6. Identity Theft "Red Flags"
In 2007, the Federal Trade Commission implemented the so-called “Red Flags” Rule to spur companies to develop internal strategies for anticipating and preventing instances of identity theft. Identity thieves seek to obtain critical pieces of identifying information about consumers and use that information for purposes of impersonation and financial fraud.
The Red Flags rule is inward-looking, focusing on internal training and readiness rather than educating consumers about the perils of identity theft. Companies are required to have written plans for identifying and responding to instances of identity theft as well as employee training plans and mechanisms for updating their strategies. The rule applies to financial institutions likes banks but also to other business that maintain customer accounts used for making payments, as well as companies that furnish information for consumer reports that are used in connection with financial transactions.
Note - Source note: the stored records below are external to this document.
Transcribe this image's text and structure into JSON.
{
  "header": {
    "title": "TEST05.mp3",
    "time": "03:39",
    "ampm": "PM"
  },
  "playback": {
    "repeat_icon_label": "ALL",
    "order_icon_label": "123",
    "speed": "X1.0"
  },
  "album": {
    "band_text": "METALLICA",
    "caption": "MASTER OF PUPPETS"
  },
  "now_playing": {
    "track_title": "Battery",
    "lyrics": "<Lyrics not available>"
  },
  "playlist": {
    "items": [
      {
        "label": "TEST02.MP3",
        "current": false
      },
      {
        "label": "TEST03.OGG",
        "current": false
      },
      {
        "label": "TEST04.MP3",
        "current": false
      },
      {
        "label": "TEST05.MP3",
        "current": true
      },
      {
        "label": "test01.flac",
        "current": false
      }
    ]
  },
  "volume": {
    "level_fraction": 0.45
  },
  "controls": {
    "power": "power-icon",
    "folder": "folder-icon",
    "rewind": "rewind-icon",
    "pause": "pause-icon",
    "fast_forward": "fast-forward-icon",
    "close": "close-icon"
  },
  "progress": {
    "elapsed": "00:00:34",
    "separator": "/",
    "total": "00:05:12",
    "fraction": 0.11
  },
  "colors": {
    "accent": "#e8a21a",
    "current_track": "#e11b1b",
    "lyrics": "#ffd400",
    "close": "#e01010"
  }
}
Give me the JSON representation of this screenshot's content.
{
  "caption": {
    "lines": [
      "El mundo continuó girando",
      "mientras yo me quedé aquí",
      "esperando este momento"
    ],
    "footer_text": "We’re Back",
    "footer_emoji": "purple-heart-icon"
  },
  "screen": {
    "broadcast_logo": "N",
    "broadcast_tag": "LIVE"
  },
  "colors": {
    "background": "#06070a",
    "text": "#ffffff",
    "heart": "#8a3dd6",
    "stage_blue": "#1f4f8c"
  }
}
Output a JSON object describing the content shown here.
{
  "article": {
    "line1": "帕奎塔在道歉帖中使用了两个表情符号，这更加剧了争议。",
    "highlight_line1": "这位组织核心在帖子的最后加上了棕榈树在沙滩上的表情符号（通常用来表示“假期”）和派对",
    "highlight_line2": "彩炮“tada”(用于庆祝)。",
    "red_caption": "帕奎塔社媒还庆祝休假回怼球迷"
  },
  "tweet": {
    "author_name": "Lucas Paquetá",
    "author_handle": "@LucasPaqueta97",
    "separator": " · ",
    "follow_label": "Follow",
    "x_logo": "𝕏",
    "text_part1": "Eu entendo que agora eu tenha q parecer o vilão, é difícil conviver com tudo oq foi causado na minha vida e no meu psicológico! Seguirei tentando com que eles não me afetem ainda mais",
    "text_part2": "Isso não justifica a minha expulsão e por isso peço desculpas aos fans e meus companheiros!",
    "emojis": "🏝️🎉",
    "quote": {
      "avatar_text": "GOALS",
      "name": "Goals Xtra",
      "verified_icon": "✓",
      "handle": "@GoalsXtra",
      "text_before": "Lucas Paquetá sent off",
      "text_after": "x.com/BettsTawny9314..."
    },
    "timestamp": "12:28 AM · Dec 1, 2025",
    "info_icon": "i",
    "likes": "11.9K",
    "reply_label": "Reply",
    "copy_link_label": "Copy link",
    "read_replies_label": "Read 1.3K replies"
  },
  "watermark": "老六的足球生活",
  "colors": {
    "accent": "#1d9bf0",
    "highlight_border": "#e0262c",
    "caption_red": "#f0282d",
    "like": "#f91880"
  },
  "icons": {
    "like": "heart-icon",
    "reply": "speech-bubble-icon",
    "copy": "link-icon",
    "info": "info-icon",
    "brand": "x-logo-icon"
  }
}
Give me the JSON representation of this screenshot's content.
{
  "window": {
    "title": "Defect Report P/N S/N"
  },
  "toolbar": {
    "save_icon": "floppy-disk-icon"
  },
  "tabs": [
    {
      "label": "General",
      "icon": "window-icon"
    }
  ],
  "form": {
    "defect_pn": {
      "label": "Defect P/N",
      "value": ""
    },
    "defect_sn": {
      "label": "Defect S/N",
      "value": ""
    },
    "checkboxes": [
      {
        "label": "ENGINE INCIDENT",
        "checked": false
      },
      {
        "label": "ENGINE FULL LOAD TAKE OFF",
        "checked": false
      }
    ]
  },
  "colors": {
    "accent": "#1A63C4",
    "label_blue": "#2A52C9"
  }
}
Potential “red flags” that employees should be trained to be mindful of include sudden spikes in consumer purchasing and customers whose names or appearances do not match those on their identifying documents. As with many of the laws and regulations described in this article, the red flags rule is designed to be flexible, thus, no single method of compliance is mandated. While the FTC does not regularly audit companies to ensure compliance, consumer identity theft victims can file complaints with the commission which frequently lead to investigations.
7. Marketing and Spam
Marketing emails sent to massive lists of recipients, sometimes referred to as “spam,” are regulated in the U.S. by the CAN-SPAM Act of 2003. The act covers all commercial emails whose primary purpose is the marketing of a product or service. The two most critical concerns for businesses seeking compliance with the act are ensuring that emails clearly identify themselves as commercial in nature (i.e., emails should not contain misleading subject headings or “From:” fields) and provide a simple, conspicuous opt-out mechanism for customers who want to unsubscribe from receiving future emails.
It should be noted that the CAN-SPAM Act does not cover transactional emails such as purchase confirmations or shipping status updates. However, when those transactional messages also contain promotional content, analysis of your content should be conducted with an eye towards how your customers will perceive the message.
Complying with U.S data privacy and e-commerce law is critical. Understanding and applying the laws outlined above will go a long way to ensuring smooth relationships with U.S. regulators as well as cultivating a healthy reputation among American consumers. For more answers and advice on navigating the U.S. Internet law, the e-commerce marketplace and responding to cyberattacks and threats, please contact DeVore & DeMarco, LLP, experts in information privacy and data security law.
1 Mr. DeMarco is a Chamber Member and a Partner in the New York City law firm of DeVore & DeMarco LLP. Mr. Kovnot is a Privacy and Technology analyst at DeVore & DeMarco LLP.
2 Please note that this article is for general informational purposes only and should not be construed as legal advice. If you would like more information about the matters discussed here please contact DeVore & DeMarco LLP.